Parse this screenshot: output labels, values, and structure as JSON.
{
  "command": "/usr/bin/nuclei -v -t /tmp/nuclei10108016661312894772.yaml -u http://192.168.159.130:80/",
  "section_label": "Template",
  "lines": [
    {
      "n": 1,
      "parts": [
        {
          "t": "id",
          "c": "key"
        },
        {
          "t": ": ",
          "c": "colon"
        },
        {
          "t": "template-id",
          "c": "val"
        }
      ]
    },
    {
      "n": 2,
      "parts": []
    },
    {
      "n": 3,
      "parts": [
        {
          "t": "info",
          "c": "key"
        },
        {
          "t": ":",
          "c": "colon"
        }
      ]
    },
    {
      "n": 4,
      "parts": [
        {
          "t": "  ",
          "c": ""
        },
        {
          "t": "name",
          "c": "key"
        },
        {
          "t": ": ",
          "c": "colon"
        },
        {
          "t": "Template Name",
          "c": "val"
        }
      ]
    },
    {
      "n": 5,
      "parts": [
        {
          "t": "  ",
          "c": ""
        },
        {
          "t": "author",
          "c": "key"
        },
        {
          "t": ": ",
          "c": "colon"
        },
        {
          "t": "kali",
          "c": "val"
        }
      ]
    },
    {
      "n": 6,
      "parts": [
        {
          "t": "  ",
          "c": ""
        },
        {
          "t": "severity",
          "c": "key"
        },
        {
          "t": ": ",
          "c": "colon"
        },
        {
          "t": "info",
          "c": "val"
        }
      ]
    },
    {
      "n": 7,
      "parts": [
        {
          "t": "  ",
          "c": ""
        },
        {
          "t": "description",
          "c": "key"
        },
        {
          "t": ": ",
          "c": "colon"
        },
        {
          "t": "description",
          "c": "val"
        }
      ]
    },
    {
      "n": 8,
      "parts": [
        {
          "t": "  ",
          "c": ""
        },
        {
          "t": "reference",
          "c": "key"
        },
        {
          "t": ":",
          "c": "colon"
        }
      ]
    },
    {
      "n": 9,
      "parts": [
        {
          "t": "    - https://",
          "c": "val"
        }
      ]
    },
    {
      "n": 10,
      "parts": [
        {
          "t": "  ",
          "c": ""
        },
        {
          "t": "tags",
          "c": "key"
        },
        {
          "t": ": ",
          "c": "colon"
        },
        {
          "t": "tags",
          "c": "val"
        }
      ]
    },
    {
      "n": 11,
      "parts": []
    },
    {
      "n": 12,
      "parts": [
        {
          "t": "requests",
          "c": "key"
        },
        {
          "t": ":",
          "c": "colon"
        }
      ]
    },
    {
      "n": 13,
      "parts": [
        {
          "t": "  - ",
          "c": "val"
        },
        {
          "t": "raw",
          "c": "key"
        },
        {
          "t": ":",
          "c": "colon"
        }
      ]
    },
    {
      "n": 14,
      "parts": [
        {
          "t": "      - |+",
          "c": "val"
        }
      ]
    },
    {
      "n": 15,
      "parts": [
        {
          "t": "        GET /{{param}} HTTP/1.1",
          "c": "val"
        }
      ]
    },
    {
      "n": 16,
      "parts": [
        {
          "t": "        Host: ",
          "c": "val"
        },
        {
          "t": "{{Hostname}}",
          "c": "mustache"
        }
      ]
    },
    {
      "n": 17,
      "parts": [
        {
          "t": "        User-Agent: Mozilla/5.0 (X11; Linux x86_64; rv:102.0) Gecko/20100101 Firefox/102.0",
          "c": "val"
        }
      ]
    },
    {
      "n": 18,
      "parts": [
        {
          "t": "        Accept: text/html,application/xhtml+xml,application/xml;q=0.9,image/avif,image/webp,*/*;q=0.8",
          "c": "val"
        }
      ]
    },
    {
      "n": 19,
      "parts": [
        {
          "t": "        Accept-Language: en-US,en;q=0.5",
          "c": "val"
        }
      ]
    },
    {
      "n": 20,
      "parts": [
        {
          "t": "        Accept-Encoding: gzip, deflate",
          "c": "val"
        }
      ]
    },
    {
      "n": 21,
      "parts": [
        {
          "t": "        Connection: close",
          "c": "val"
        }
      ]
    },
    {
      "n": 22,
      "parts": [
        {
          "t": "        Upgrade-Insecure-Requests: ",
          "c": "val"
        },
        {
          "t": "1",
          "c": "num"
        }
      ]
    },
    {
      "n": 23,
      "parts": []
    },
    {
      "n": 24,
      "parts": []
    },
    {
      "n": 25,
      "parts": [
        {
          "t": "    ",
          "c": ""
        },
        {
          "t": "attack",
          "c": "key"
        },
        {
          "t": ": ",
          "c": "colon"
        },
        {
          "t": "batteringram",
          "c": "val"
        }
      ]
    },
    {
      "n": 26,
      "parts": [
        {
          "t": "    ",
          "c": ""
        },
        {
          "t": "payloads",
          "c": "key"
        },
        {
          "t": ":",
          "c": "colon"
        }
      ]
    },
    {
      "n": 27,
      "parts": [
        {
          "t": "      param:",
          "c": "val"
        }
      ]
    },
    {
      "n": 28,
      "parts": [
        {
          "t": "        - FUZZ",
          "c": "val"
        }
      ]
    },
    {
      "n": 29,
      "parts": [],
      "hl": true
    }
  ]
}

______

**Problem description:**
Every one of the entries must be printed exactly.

**Response:**
Parse this screenshot: output labels, values, and structure as JSON.
{
  "command": "/usr/bin/nuclei -v -t /tmp/nuclei10108016661312894772.yaml -u http://192.168.159.130:80/",
  "section_label": "Template",
  "lines": [
    {
      "n": 1,
      "parts": [
        {
          "t": "id",
          "c": "key"
        },
        {
          "t": ": ",
          "c": "colon"
        },
        {
          "t": "template-id",
          "c": "val"
        }
      ]
    },
    {
      "n": 2,
      "parts": []
    },
    {
      "n": 3,
      "parts": [
        {
          "t": "info",
          "c": "key"
        },
        {
          "t": ":",
          "c": "colon"
        }
      ]
    },
    {
      "n": 4,
      "parts": [
        {
          "t": "  ",
          "c": ""
        },
        {
          "t": "name",
          "c": "key"
        },
        {
          "t": ": ",
          "c": "colon"
        },
        {
          "t": "Template Name",
          "c": "val"
        }
      ]
    },
    {
      "n": 5,
      "parts": [
        {
          "t": "  ",
          "c": ""
        },
        {
          "t": "author",
          "c": "key"
        },
        {
          "t": ": ",
          "c": "colon"
        },
        {
          "t": "kali",
          "c": "val"
        }
      ]
    },
    {
      "n": 6,
      "parts": [
        {
          "t": "  ",
          "c": ""
        },
        {
          "t": "severity",
          "c": "key"
        },
        {
          "t": ": ",
          "c": "colon"
        },
        {
          "t": "info",
          "c": "val"
        }
      ]
    },
    {
      "n": 7,
      "parts": [
        {
          "t": "  ",
          "c": ""
        },
        {
          "t": "description",
          "c": "key"
        },
        {
          "t": ": ",
          "c": "colon"
        },
        {
          "t": "description",
          "c": "val"
        }
      ]
    },
    {
      "n": 8,
      "parts": [
        {
          "t": "  ",
          "c": ""
        },
        {
          "t": "reference",
          "c": "key"
        },
        {
          "t": ":",
          "c": "colon"
        }
      ]
    },
    {
      "n": 9,
      "parts": [
        {
          "t": "    - https://",
          "c": "val"
        }
      ]
    },
    {
      "n": 10,
      "parts": [
        {
          "t": "  ",
          "c": ""
        },
        {
          "t": "tags",
          "c": "key"
        },
        {
          "t": ": ",
          "c": "colon"
        },
        {
          "t": "tags",
          "c": "val"
        }
      ]
    },
    {
      "n": 11,
      "parts": []
    },
    {
      "n": 12,
      "parts": [
        {
          "t": "requests",
          "c": "key"
        },
        {
          "t": ":",
          "c": "colon"
        }
      ]
    },
    {
      "n": 13,
      "parts": [
        {
          "t": "  - ",
          "c": "val"
        },
        {
          "t": "raw",
          "c": "key"
        },
        {
          "t": ":",
          "c": "colon"
        }
      ]
    },
    {
      "n": 14,
      "parts": [
        {
          "t": "      - |+",
          "c": "val"
        }
      ]
    },
    {
      "n": 15,
      "parts": [
        {
          "t": "        GET /{{param}} HTTP/1.1",
          "c": "val"
        }
      ]
    },
    {
      "n": 16,
      "parts": [
        {
          "t": "        Host: ",
          "c": "val"
        },
        {
          "t": "{{Hostname}}",
          "c": "mustache"
        }
      ]
    },
    {
      "n": 17,
      "parts": [
        {
          "t": "        User-Agent: Mozilla/5.0 (X11; Linux x86_64; rv:102.0) Gecko/20100101 Firefox/102.0",
          "c": "val"
        }
      ]
    },
    {
      "n": 18,
      "parts": [
        {
          "t": "        Accept: text/html,application/xhtml+xml,application/xml;q=0.9,image/avif,image/webp,*/*;q=0.8",
          "c": "val"
        }
      ]
    },
    {
      "n": 19,
      "parts": [
        {
          "t": "        Accept-Language: en-US,en;q=0.5",
          "c": "val"
        }
      ]
    },
    {
      "n": 20,
      "parts": [
        {
          "t": "        Accept-Encoding: gzip, deflate",
          "c": "val"
        }
      ]
    },
    {
      "n": 21,
      "parts": [
        {
          "t": "        Connection: close",
          "c": "val"
        }
      ]
    },
    {
      "n": 22,
      "parts": [
        {
          "t": "        Upgrade-Insecure-Requests: ",
          "c": "val"
        },
        {
          "t": "1",
          "c": "num"
        }
      ]
    },
    {
      "n": 23,
      "parts": []
    },
    {
      "n": 24,
      "parts": []
    },
    {
      "n": 25,
      "parts": [
        {
          "t": "    ",
          "c": ""
        },
        {
          "t": "attack",
          "c": "key"
        },
        {
          "t": ": ",
          "c": "colon"
        },
        {
          "t": "batteringram",
          "c": "val"
        }
      ]
    },
    {
      "n": 26,
      "parts": [
        {
          "t": "    ",
          "c": ""
        },
        {
          "t": "payloads",
          "c": "key"
        },
        {
          "t": ":",
          "c": "colon"
        }
      ]
    },
    {
      "n": 27,
      "parts": [
        {
          "t": "      param:",
          "c": "val"
        }
      ]
    },
    {
      "n": 28,
      "parts": [
        {
          "t": "        - FUZZ",
          "c": "val"
        }
      ]
    },
    {
      "n": 29,
      "parts": [],
      "hl": true
    }
  ]
}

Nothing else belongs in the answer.